(DATA)

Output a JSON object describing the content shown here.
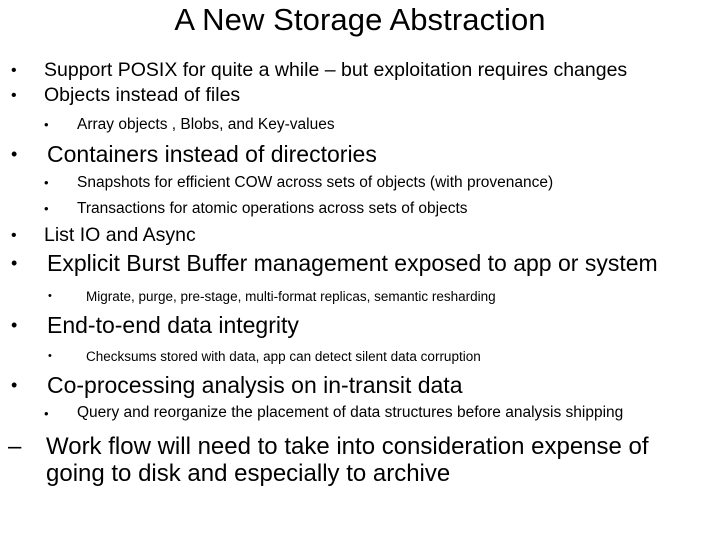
{
  "slide": {
    "title": "A New Storage Abstraction",
    "background_color": "#ffffff",
    "text_color": "#000000",
    "bullet_glyph": "•",
    "dash_glyph": "–",
    "items": [
      {
        "level": 1,
        "marker": "•",
        "text": "Support POSIX for quite a while – but exploitation requires changes"
      },
      {
        "level": 1,
        "marker": "•",
        "text": "Objects instead of files"
      },
      {
        "level": 2,
        "marker": "•",
        "text": "Array objects , Blobs, and Key-values"
      },
      {
        "level": 1,
        "marker": "•",
        "text": "Containers instead of directories"
      },
      {
        "level": 2,
        "marker": "•",
        "text": "Snapshots for efficient COW across sets of objects (with provenance)"
      },
      {
        "level": 2,
        "marker": "•",
        "text": "Transactions for atomic operations across sets of objects"
      },
      {
        "level": 1,
        "marker": "•",
        "text": "List IO and Async"
      },
      {
        "level": 1,
        "marker": "•",
        "text": "Explicit Burst Buffer management exposed to app or system"
      },
      {
        "level": 2,
        "marker": "•",
        "text": "Migrate, purge, pre-stage, multi-format replicas, semantic resharding"
      },
      {
        "level": 1,
        "marker": "•",
        "text": "End-to-end data integrity"
      },
      {
        "level": 2,
        "marker": "•",
        "text": "Checksums stored with data, app can detect silent data corruption"
      },
      {
        "level": 1,
        "marker": "•",
        "text": "Co-processing analysis on in-transit data"
      },
      {
        "level": 2,
        "marker": "•",
        "text": "Query and reorganize the placement of data structures before analysis shipping"
      },
      {
        "level": 1,
        "marker": "–",
        "text": "Work flow will need to take into consideration expense of going to disk and especially to archive"
      }
    ]
  }
}
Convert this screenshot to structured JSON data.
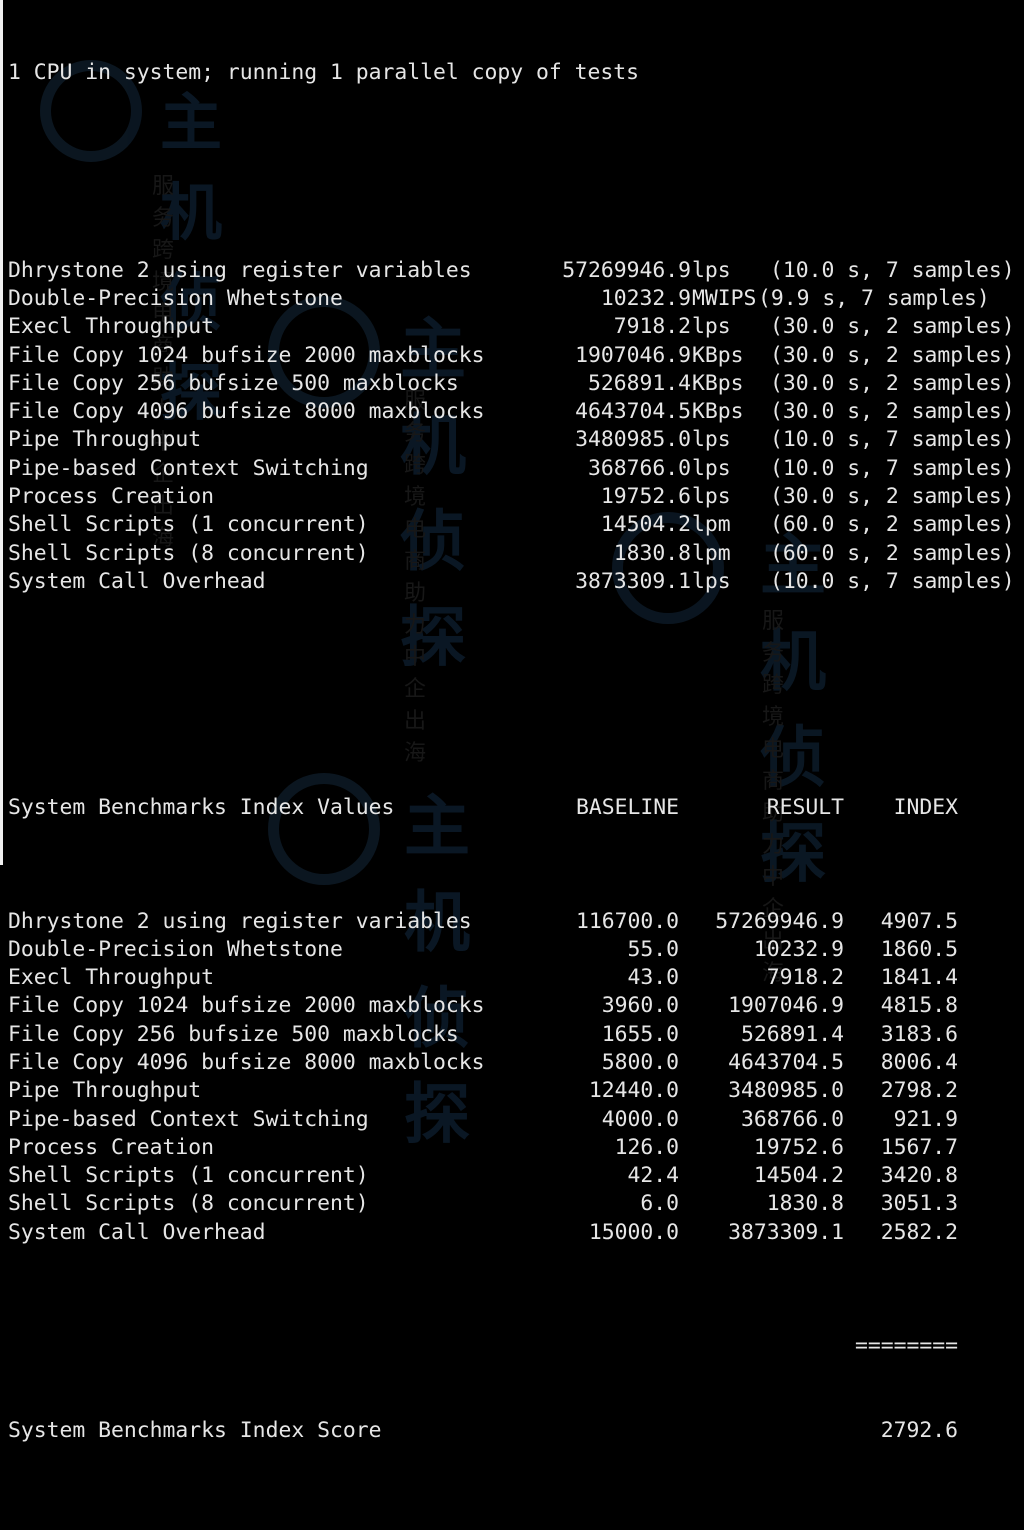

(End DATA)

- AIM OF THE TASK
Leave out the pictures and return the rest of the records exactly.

- SOLUTION TO THIS EXERCISE
Output a JSON object describing the content shown here.
{
  "slide": {
    "title": "A New Storage Abstraction",
    "background_color": "#ffffff",
    "text_color": "#000000",
    "bullet_glyph": "•",
    "dash_glyph": "–",
    "items": [
      {
        "level": 1,
        "marker": "•",
        "text": "Support POSIX for quite a while – but exploitation requires changes"
      },
      {
        "level": 1,
        "marker": "•",
        "text": "Objects instead of files"
      },
      {
        "level": 2,
        "marker": "•",
        "text": "Array objects , Blobs, and Key-values"
      },
      {
        "level": 1,
        "marker": "•",
        "text": "Containers instead of directories"
      },
      {
        "level": 2,
        "marker": "•",
        "text": "Snapshots for efficient COW across sets of objects (with provenance)"
      },
      {
        "level": 2,
        "marker": "•",
        "text": "Transactions for atomic operations across sets of objects"
      },
      {
        "level": 1,
        "marker": "•",
        "text": "List IO and Async"
      },
      {
        "level": 1,
        "marker": "•",
        "text": "Explicit Burst Buffer management exposed to app or system"
      },
      {
        "level": 2,
        "marker": "•",
        "text": "Migrate, purge, pre-stage, multi-format replicas, semantic resharding"
      },
      {
        "level": 1,
        "marker": "•",
        "text": "End-to-end data integrity"
      },
      {
        "level": 2,
        "marker": "•",
        "text": "Checksums stored with data, app can detect silent data corruption"
      },
      {
        "level": 1,
        "marker": "•",
        "text": "Co-processing analysis on in-transit data"
      },
      {
        "level": 2,
        "marker": "•",
        "text": "Query and reorganize the placement of data structures before analysis shipping"
      },
      {
        "level": 1,
        "marker": "–",
        "text": "Work flow will need to take into consideration expense of going to disk and especially to archive"
      }
    ]
  }
}
Convert this screenshot to structured JSON data.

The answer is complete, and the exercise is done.